PL: Before the circuit breaker, most F&B operators, from hawkers to fine-dining restaurants, were focused on the dine-in experience, while delivery service was considered a bonus and not a primary revenue generator. But now, delivery service has become the main source of income for many F&B operators. Social media platforms such as Facebook and Instagram, have become primary platforms to broadcast our offerings.
TWY: In general, I think it has brought everybody together. I do see more and more kind souls launching initiatives to support the local F&B businesses. Belanja Eat, an effort that we are involved in gives free meals to the needy. Free marketing platforms like Hawkers United — Dabao 2020 on Facebook enable us to reach out to a broader audience and offer delivery services or discounts.
We also utilise other platforms such as Take.sg, which is a community-driven WhatsApp order form to help small business owners save time to get new orders and focus on cooking instead.
There are also brand initiatives like Tiger Beer's #SupportOurStreets that helps local pubs, restaurants, coffee shops and food courts during these challenging times in the form of cash donations not only from Tiger Beer but from the community too.
I'm also part of a few F&B WhatsApp chat groups which is almost like a support group where we share how we can reach out to customers, organize deliveries and encouraging elderly hawkers to get on board too. It is a giving and sharing cycle, that is not just one way. The F&B industry has received help in the past, and we now look to give back during these hard times.
Apart from ordering from these businesses, how else can the public help to support?
PL: We need the public to come together during these unprecedented times to support and encourage local F&B operators. They can help promote our offers and share with friends and family about some of these local foods they have tried. That's what we like about Tiger Beer's #SupportOurStreets campaign as it encourages the public to support local F&B businesses by making a simple contribution and spreading the word to friends and family. Word-of-mouth is the most effective form of marketing to help businesses stay afloat as consumers trust recommendations from family and friends.
TWY: The public can show support by promoting local F&B businesses in free marketing platforms like Hawkers United — Dabao 2020. Spreading the word about deals and offers will be helpful. They can also consider making a donation with Tiger Beer's #SupportOurStreets initiative.
What do you hope to see in the future for small F&B businesses in Singapore post-COVID-19?
PL: The effects of COVID-19 are expected to last for months, and this could potentially change the entire business model of our food industry. The recent past has also shown that small F&B businesses like us are more vulnerable to such economic disruptions, yet due to our size, we can be nimble in adapting to changes too.

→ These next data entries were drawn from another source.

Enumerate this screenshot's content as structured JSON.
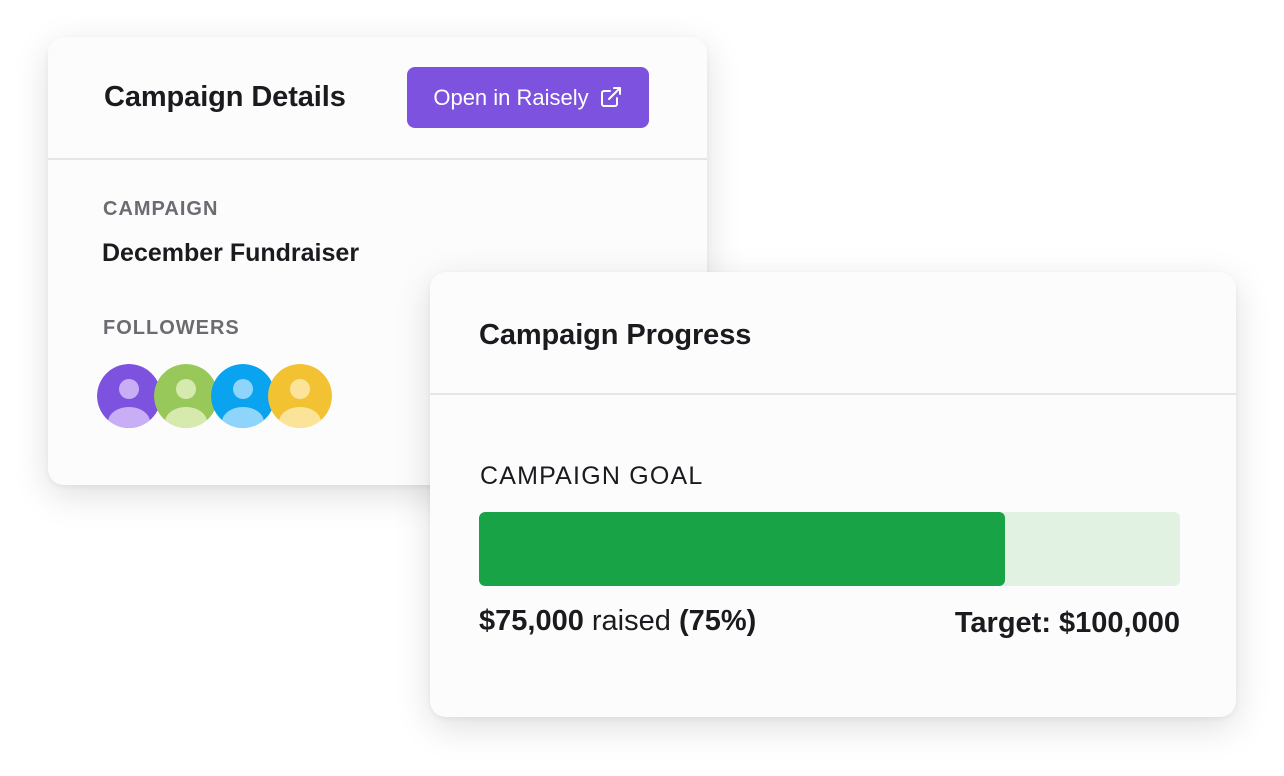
{
  "details_card": {
    "title": "Campaign Details",
    "open_button_label": "Open in Raisely",
    "open_button_icon": "external-link-icon",
    "campaign_label": "CAMPAIGN",
    "campaign_value": "December Fundraiser",
    "followers_label": "FOLLOWERS",
    "followers": [
      {
        "icon": "user-avatar-icon",
        "bg": "#7c52de",
        "fg": "#c7aef5"
      },
      {
        "icon": "user-avatar-icon",
        "bg": "#98c85a",
        "fg": "#d6eaae"
      },
      {
        "icon": "user-avatar-icon",
        "bg": "#0aa3f0",
        "fg": "#8fd4fa"
      },
      {
        "icon": "user-avatar-icon",
        "bg": "#f2c233",
        "fg": "#fbe39a"
      }
    ]
  },
  "progress_card": {
    "title": "Campaign Progress",
    "goal_label": "CAMPAIGN GOAL",
    "raised_amount": "$75,000",
    "raised_word": " raised ",
    "raised_percent": "(75%)",
    "target_text": "Target: $100,000",
    "progress_fraction": 0.75
  },
  "colors": {
    "accent": "#7c52de",
    "progress_fill": "#19a347",
    "progress_track": "#e1f1e2"
  }
}
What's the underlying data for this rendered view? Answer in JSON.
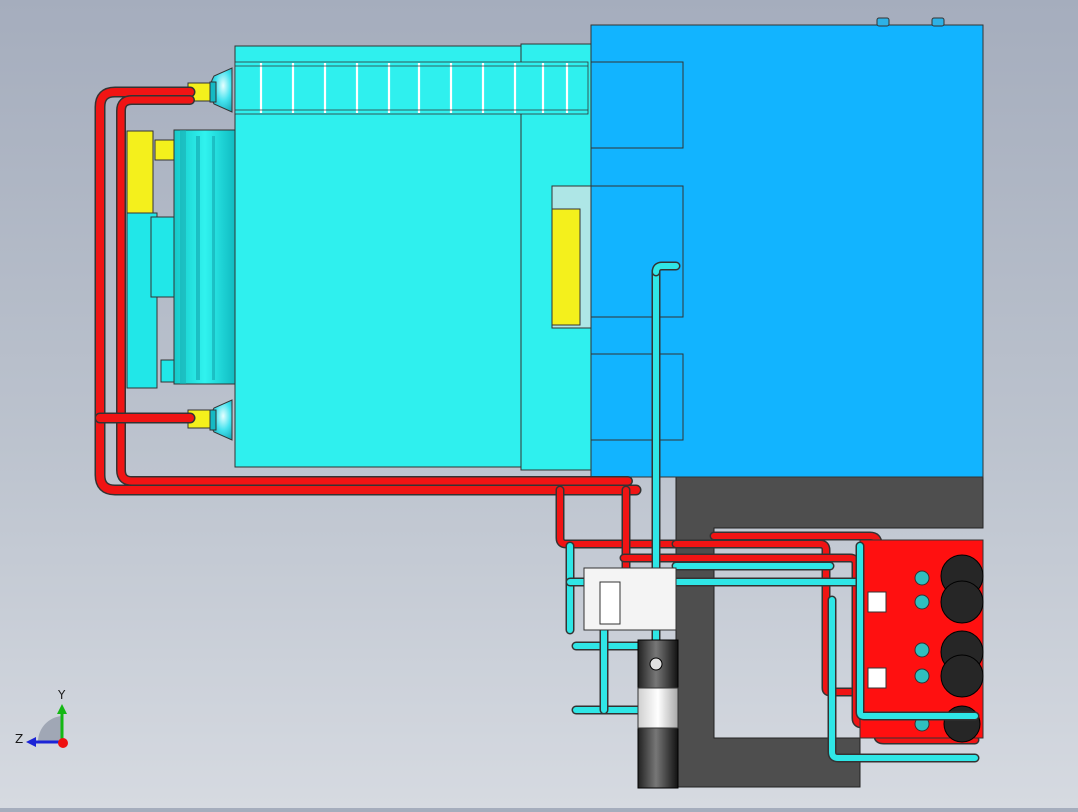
{
  "triad": {
    "y_label": "Y",
    "z_label": "Z"
  },
  "colors": {
    "cyan_body": "#2ff0ee",
    "blue_body": "#12b4ff",
    "hot_pipe": "#f01414",
    "cold_pipe": "#2fe6e6",
    "yellow_part": "#f4f01c",
    "dark_frame": "#4e4e4e",
    "manifold": "#ff1010"
  }
}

It is in times like these where you see the F&B industry pull together as a community to support each other. From competitors who are coming together to form partnerships, to brands like Tiger Beer supporting local businesses with campaigns, and small businesses themselves making meaningful contributions to society. Seeing these examples of solidarity and resilience in the community instils confidence, and we hope to see the undying spirit of entrepreneurship and empathy continue to thrive well beyond this crisis.
TWY: These tough times have brought the F&B community together, and I would love to see this culture of togetherness continue after COVID-19. I hope that Singaporeans and brands continue to show their support to local F&B businesses beyond COVID-19. As a recipient of Tiger Beer's Tiger Street Food Support Fund, which supports Singapore's street food culture, I feel that brands could continue developing such initiatives to help small F&B businesses. This will notably reduce the impact on our industry during this pandemic and help with recovery.
To contribute to Tiger beer's #SupportOurStreets initiative, simply head to their website and make a $10 donation. Upon donation, you will recieve your own digital drink voucher, redeemable for two beers at participating outlets once they reopen. All donations will be going directly to participating F&B outlets.